Using the data below, determine the number of lines that include the string "text". Write only that number.

* **Records for this exercise**
__________
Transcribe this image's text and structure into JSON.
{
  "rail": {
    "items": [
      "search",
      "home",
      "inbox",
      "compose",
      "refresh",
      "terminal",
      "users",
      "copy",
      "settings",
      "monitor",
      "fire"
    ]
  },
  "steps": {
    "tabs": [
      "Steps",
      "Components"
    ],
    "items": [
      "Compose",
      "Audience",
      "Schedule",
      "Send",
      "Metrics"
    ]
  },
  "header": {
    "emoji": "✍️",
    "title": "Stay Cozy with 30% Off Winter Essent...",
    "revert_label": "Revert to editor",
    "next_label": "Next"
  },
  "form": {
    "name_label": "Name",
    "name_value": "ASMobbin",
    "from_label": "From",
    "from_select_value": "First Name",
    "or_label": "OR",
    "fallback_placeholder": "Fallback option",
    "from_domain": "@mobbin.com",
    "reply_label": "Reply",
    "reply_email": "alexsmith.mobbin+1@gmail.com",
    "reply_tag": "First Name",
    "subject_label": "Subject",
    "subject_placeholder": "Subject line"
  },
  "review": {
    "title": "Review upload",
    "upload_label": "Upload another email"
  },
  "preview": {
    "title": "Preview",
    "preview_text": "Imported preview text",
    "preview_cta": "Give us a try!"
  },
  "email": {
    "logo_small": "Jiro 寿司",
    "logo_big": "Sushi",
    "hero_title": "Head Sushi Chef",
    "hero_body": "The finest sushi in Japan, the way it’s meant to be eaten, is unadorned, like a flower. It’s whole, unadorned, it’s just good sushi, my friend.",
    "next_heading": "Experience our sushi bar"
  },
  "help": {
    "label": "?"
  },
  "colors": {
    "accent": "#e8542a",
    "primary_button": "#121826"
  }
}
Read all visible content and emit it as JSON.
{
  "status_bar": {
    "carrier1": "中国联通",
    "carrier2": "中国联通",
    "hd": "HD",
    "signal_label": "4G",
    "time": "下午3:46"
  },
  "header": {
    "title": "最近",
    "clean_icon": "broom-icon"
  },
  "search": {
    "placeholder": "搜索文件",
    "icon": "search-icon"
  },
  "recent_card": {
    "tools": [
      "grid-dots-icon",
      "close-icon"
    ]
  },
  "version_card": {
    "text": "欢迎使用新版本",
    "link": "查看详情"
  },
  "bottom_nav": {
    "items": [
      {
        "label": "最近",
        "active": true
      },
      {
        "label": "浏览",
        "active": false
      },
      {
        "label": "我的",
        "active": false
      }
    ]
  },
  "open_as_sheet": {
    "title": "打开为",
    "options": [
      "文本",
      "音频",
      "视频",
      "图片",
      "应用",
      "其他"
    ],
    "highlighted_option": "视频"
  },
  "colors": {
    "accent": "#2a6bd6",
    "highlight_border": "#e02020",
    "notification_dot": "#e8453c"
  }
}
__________
* **Reply**
3